START RECORDS TO USE

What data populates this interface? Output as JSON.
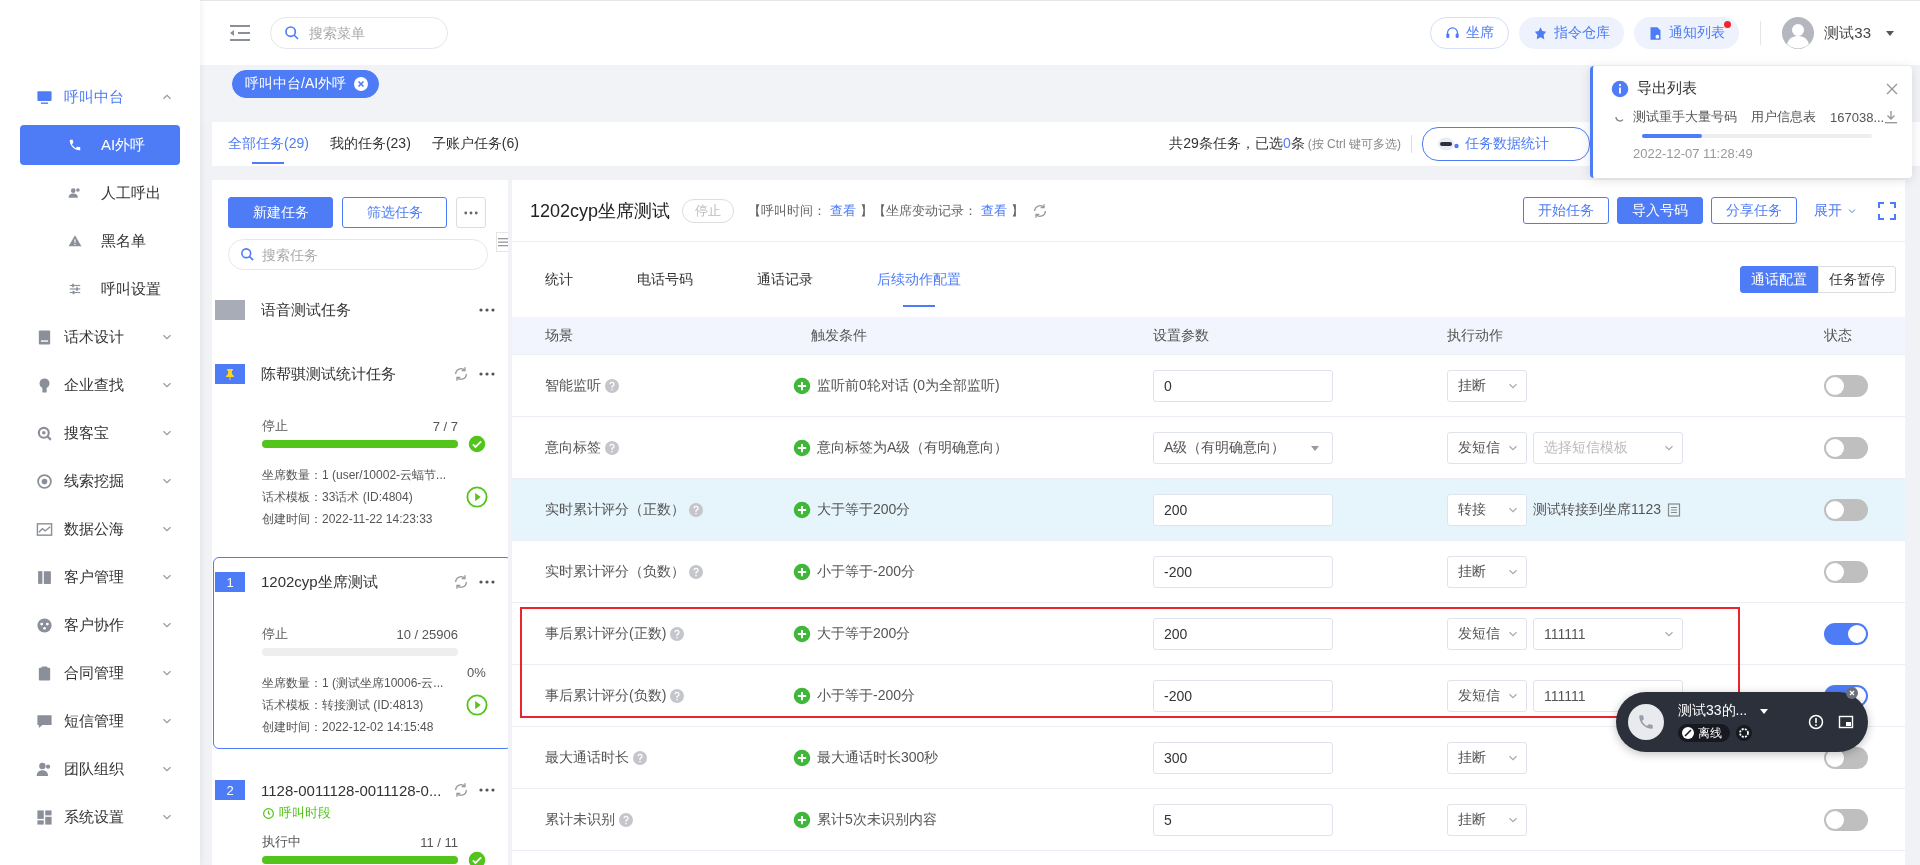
{
  "sidebar": {
    "items": [
      {
        "label": "呼叫中台",
        "expanded": true,
        "children": [
          {
            "label": "AI外呼",
            "selected": true
          },
          {
            "label": "人工呼出",
            "selected": false
          },
          {
            "label": "黑名单",
            "selected": false
          },
          {
            "label": "呼叫设置",
            "selected": false
          }
        ]
      },
      {
        "label": "话术设计",
        "expanded": false
      },
      {
        "label": "企业查找",
        "expanded": false
      },
      {
        "label": "搜客宝",
        "expanded": false
      },
      {
        "label": "线索挖掘",
        "expanded": false
      },
      {
        "label": "数据公海",
        "expanded": false
      },
      {
        "label": "客户管理",
        "expanded": false
      },
      {
        "label": "客户协作",
        "expanded": false
      },
      {
        "label": "合同管理",
        "expanded": false
      },
      {
        "label": "短信管理",
        "expanded": false
      },
      {
        "label": "团队组织",
        "expanded": false
      },
      {
        "label": "系统设置",
        "expanded": false
      }
    ]
  },
  "topbar": {
    "search": {
      "placeholder": "搜索菜单"
    },
    "buttons": [
      {
        "label": "坐席",
        "kind": "outline",
        "unread": false
      },
      {
        "label": "指令仓库",
        "kind": "soft",
        "unread": false
      },
      {
        "label": "通知列表",
        "kind": "soft",
        "unread": true
      }
    ],
    "user": {
      "name": "测试33"
    }
  },
  "tags": [
    {
      "label": "呼叫中台/AI外呼",
      "selected": true
    }
  ],
  "task_tabs": [
    {
      "label": "全部任务(29)",
      "selected": true
    },
    {
      "label": "我的任务(23)",
      "selected": false
    },
    {
      "label": "子账户任务(6)",
      "selected": false
    }
  ],
  "summary": {
    "prefix": "共29条任务，已选",
    "count": "0",
    "suffix": "条",
    "hint": "(按 Ctrl 键可多选)"
  },
  "stats_button": {
    "label": "任务数据统计"
  },
  "task_list": {
    "buttons": [
      {
        "label": "新建任务",
        "primary": true
      },
      {
        "label": "筛选任务",
        "primary": false
      }
    ],
    "search": {
      "placeholder": "搜索任务"
    },
    "tasks": [
      {
        "kind": "plain",
        "title": "语音测试任务",
        "selected": false,
        "sync": false
      },
      {
        "kind": "pinned",
        "title": "陈帮骐测试统计任务",
        "selected": false,
        "sync": true,
        "status": "停止",
        "count": "7 / 7",
        "level": 1,
        "completed": true,
        "details": [
          "坐席数量：1 (user/10002-云蝠节...",
          "话术模板：33话术 (ID:4804)",
          "创建时间：2022-11-22 14:23:33"
        ]
      },
      {
        "kind": "number",
        "badge": "1",
        "title": "1202cyp坐席测试",
        "selected": true,
        "sync": true,
        "status": "停止",
        "count": "10 / 25906",
        "level": 0,
        "completed": false,
        "percent": "0%",
        "details": [
          "坐席数量：1 (测试坐席10006-云...",
          "话术模板：转接测试 (ID:4813)",
          "创建时间：2022-12-02 14:15:48"
        ]
      },
      {
        "kind": "number",
        "badge": "2",
        "title": "1128-0011128-0011128-0...",
        "selected": false,
        "sync": true,
        "schedule": "呼叫时段",
        "status": "执行中",
        "count": "11 / 11",
        "level": 1,
        "completed": true
      }
    ]
  },
  "task_detail": {
    "title": "1202cyp坐席测试",
    "status": "停止",
    "meta": [
      {
        "label": "【呼叫时间：",
        "link": "查看"
      },
      {
        "label": "】【坐席变动记录：",
        "link": "查看"
      }
    ],
    "meta_end": "】",
    "actions": [
      {
        "label": "开始任务",
        "primary": false
      },
      {
        "label": "导入号码",
        "primary": true
      },
      {
        "label": "分享任务",
        "primary": false
      }
    ],
    "expand": "展开",
    "tabs": [
      {
        "label": "统计",
        "selected": false
      },
      {
        "label": "电话号码",
        "selected": false
      },
      {
        "label": "通话记录",
        "selected": false
      },
      {
        "label": "后续动作配置",
        "selected": true
      }
    ],
    "modes": [
      {
        "label": "通话配置",
        "selected": true
      },
      {
        "label": "任务暂停",
        "selected": false
      }
    ],
    "table": {
      "columns": [
        "场景",
        "触发条件",
        "设置参数",
        "执行动作",
        "状态"
      ],
      "rows": [
        {
          "scene": "智能监听",
          "trigger": "监听前0轮对话 (0为全部监听)",
          "param": {
            "kind": "input",
            "value": "0"
          },
          "action": "挂断",
          "highlighted": false,
          "on": false
        },
        {
          "scene": "意向标签",
          "trigger": "意向标签为A级（有明确意向）",
          "param": {
            "kind": "dropdown",
            "value": "A级（有明确意向）"
          },
          "action": "发短信",
          "extra": {
            "kind": "select",
            "placeholder": "选择短信模板",
            "chevron": true
          },
          "highlighted": false,
          "on": false
        },
        {
          "scene": "实时累计评分（正数）",
          "trigger": "大于等于200分",
          "param": {
            "kind": "input",
            "value": "200"
          },
          "action": "转接",
          "extra": {
            "kind": "text",
            "value": "测试转接到坐席1123"
          },
          "highlighted": true,
          "on": false
        },
        {
          "scene": "实时累计评分（负数）",
          "trigger": "小于等于-200分",
          "param": {
            "kind": "input",
            "value": "-200"
          },
          "action": "挂断",
          "highlighted": false,
          "on": false
        },
        {
          "scene": "事后累计评分(正数)",
          "trigger": "大于等于200分",
          "param": {
            "kind": "input",
            "value": "200"
          },
          "action": "发短信",
          "extra": {
            "kind": "select",
            "value": "111111",
            "chevron": true
          },
          "highlighted": false,
          "on": true
        },
        {
          "scene": "事后累计评分(负数)",
          "trigger": "小于等于-200分",
          "param": {
            "kind": "input",
            "value": "-200"
          },
          "action": "发短信",
          "extra": {
            "kind": "select",
            "value": "111111",
            "chevron": false
          },
          "highlighted": false,
          "on": true
        },
        {
          "scene": "最大通话时长",
          "trigger": "最大通话时长300秒",
          "param": {
            "kind": "input",
            "value": "300"
          },
          "action": "挂断",
          "highlighted": false,
          "on": false
        },
        {
          "scene": "累计未识别",
          "trigger": "累计5次未识别内容",
          "param": {
            "kind": "input",
            "value": "5"
          },
          "action": "挂断",
          "highlighted": false,
          "on": false
        }
      ]
    }
  },
  "export_popover": {
    "title": "导出列表",
    "items": [
      {
        "name": "测试重手大量号码",
        "table": "用户信息表",
        "file": "167038...",
        "level": 0.26
      }
    ],
    "time": "2022-12-07 11:28:49"
  },
  "call_widget": {
    "name": "测试33的...",
    "status": "离线"
  }
}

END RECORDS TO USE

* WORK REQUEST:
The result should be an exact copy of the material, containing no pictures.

* YOUR RESPONSE:
What data populates this interface? Output as JSON.
{
  "sidebar": {
    "items": [
      {
        "label": "呼叫中台",
        "expanded": true,
        "children": [
          {
            "label": "AI外呼",
            "selected": true
          },
          {
            "label": "人工呼出",
            "selected": false
          },
          {
            "label": "黑名单",
            "selected": false
          },
          {
            "label": "呼叫设置",
            "selected": false
          }
        ]
      },
      {
        "label": "话术设计",
        "expanded": false
      },
      {
        "label": "企业查找",
        "expanded": false
      },
      {
        "label": "搜客宝",
        "expanded": false
      },
      {
        "label": "线索挖掘",
        "expanded": false
      },
      {
        "label": "数据公海",
        "expanded": false
      },
      {
        "label": "客户管理",
        "expanded": false
      },
      {
        "label": "客户协作",
        "expanded": false
      },
      {
        "label": "合同管理",
        "expanded": false
      },
      {
        "label": "短信管理",
        "expanded": false
      },
      {
        "label": "团队组织",
        "expanded": false
      },
      {
        "label": "系统设置",
        "expanded": false
      }
    ]
  },
  "topbar": {
    "search": {
      "placeholder": "搜索菜单"
    },
    "buttons": [
      {
        "label": "坐席",
        "kind": "outline",
        "unread": false
      },
      {
        "label": "指令仓库",
        "kind": "soft",
        "unread": false
      },
      {
        "label": "通知列表",
        "kind": "soft",
        "unread": true
      }
    ],
    "user": {
      "name": "测试33"
    }
  },
  "tags": [
    {
      "label": "呼叫中台/AI外呼",
      "selected": true
    }
  ],
  "task_tabs": [
    {
      "label": "全部任务(29)",
      "selected": true
    },
    {
      "label": "我的任务(23)",
      "selected": false
    },
    {
      "label": "子账户任务(6)",
      "selected": false
    }
  ],
  "summary": {
    "prefix": "共29条任务，已选",
    "count": "0",
    "suffix": "条",
    "hint": "(按 Ctrl 键可多选)"
  },
  "stats_button": {
    "label": "任务数据统计"
  },
  "task_list": {
    "buttons": [
      {
        "label": "新建任务",
        "primary": true
      },
      {
        "label": "筛选任务",
        "primary": false
      }
    ],
    "search": {
      "placeholder": "搜索任务"
    },
    "tasks": [
      {
        "kind": "plain",
        "title": "语音测试任务",
        "selected": false,
        "sync": false
      },
      {
        "kind": "pinned",
        "title": "陈帮骐测试统计任务",
        "selected": false,
        "sync": true,
        "status": "停止",
        "count": "7 / 7",
        "level": 1,
        "completed": true,
        "details": [
          "坐席数量：1 (user/10002-云蝠节...",
          "话术模板：33话术 (ID:4804)",
          "创建时间：2022-11-22 14:23:33"
        ]
      },
      {
        "kind": "number",
        "badge": "1",
        "title": "1202cyp坐席测试",
        "selected": true,
        "sync": true,
        "status": "停止",
        "count": "10 / 25906",
        "level": 0,
        "completed": false,
        "percent": "0%",
        "details": [
          "坐席数量：1 (测试坐席10006-云...",
          "话术模板：转接测试 (ID:4813)",
          "创建时间：2022-12-02 14:15:48"
        ]
      },
      {
        "kind": "number",
        "badge": "2",
        "title": "1128-0011128-0011128-0...",
        "selected": false,
        "sync": true,
        "schedule": "呼叫时段",
        "status": "执行中",
        "count": "11 / 11",
        "level": 1,
        "completed": true
      }
    ]
  },
  "task_detail": {
    "title": "1202cyp坐席测试",
    "status": "停止",
    "meta": [
      {
        "label": "【呼叫时间：",
        "link": "查看"
      },
      {
        "label": "】【坐席变动记录：",
        "link": "查看"
      }
    ],
    "meta_end": "】",
    "actions": [
      {
        "label": "开始任务",
        "primary": false
      },
      {
        "label": "导入号码",
        "primary": true
      },
      {
        "label": "分享任务",
        "primary": false
      }
    ],
    "expand": "展开",
    "tabs": [
      {
        "label": "统计",
        "selected": false
      },
      {
        "label": "电话号码",
        "selected": false
      },
      {
        "label": "通话记录",
        "selected": false
      },
      {
        "label": "后续动作配置",
        "selected": true
      }
    ],
    "modes": [
      {
        "label": "通话配置",
        "selected": true
      },
      {
        "label": "任务暂停",
        "selected": false
      }
    ],
    "table": {
      "columns": [
        "场景",
        "触发条件",
        "设置参数",
        "执行动作",
        "状态"
      ],
      "rows": [
        {
          "scene": "智能监听",
          "trigger": "监听前0轮对话 (0为全部监听)",
          "param": {
            "kind": "input",
            "value": "0"
          },
          "action": "挂断",
          "highlighted": false,
          "on": false
        },
        {
          "scene": "意向标签",
          "trigger": "意向标签为A级（有明确意向）",
          "param": {
            "kind": "dropdown",
            "value": "A级（有明确意向）"
          },
          "action": "发短信",
          "extra": {
            "kind": "select",
            "placeholder": "选择短信模板",
            "chevron": true
          },
          "highlighted": false,
          "on": false
        },
        {
          "scene": "实时累计评分（正数）",
          "trigger": "大于等于200分",
          "param": {
            "kind": "input",
            "value": "200"
          },
          "action": "转接",
          "extra": {
            "kind": "text",
            "value": "测试转接到坐席1123"
          },
          "highlighted": true,
          "on": false
        },
        {
          "scene": "实时累计评分（负数）",
          "trigger": "小于等于-200分",
          "param": {
            "kind": "input",
            "value": "-200"
          },
          "action": "挂断",
          "highlighted": false,
          "on": false
        },
        {
          "scene": "事后累计评分(正数)",
          "trigger": "大于等于200分",
          "param": {
            "kind": "input",
            "value": "200"
          },
          "action": "发短信",
          "extra": {
            "kind": "select",
            "value": "111111",
            "chevron": true
          },
          "highlighted": false,
          "on": true
        },
        {
          "scene": "事后累计评分(负数)",
          "trigger": "小于等于-200分",
          "param": {
            "kind": "input",
            "value": "-200"
          },
          "action": "发短信",
          "extra": {
            "kind": "select",
            "value": "111111",
            "chevron": false
          },
          "highlighted": false,
          "on": true
        },
        {
          "scene": "最大通话时长",
          "trigger": "最大通话时长300秒",
          "param": {
            "kind": "input",
            "value": "300"
          },
          "action": "挂断",
          "highlighted": false,
          "on": false
        },
        {
          "scene": "累计未识别",
          "trigger": "累计5次未识别内容",
          "param": {
            "kind": "input",
            "value": "5"
          },
          "action": "挂断",
          "highlighted": false,
          "on": false
        }
      ]
    }
  },
  "export_popover": {
    "title": "导出列表",
    "items": [
      {
        "name": "测试重手大量号码",
        "table": "用户信息表",
        "file": "167038...",
        "level": 0.26
      }
    ],
    "time": "2022-12-07 11:28:49"
  },
  "call_widget": {
    "name": "测试33的...",
    "status": "离线"
  }
}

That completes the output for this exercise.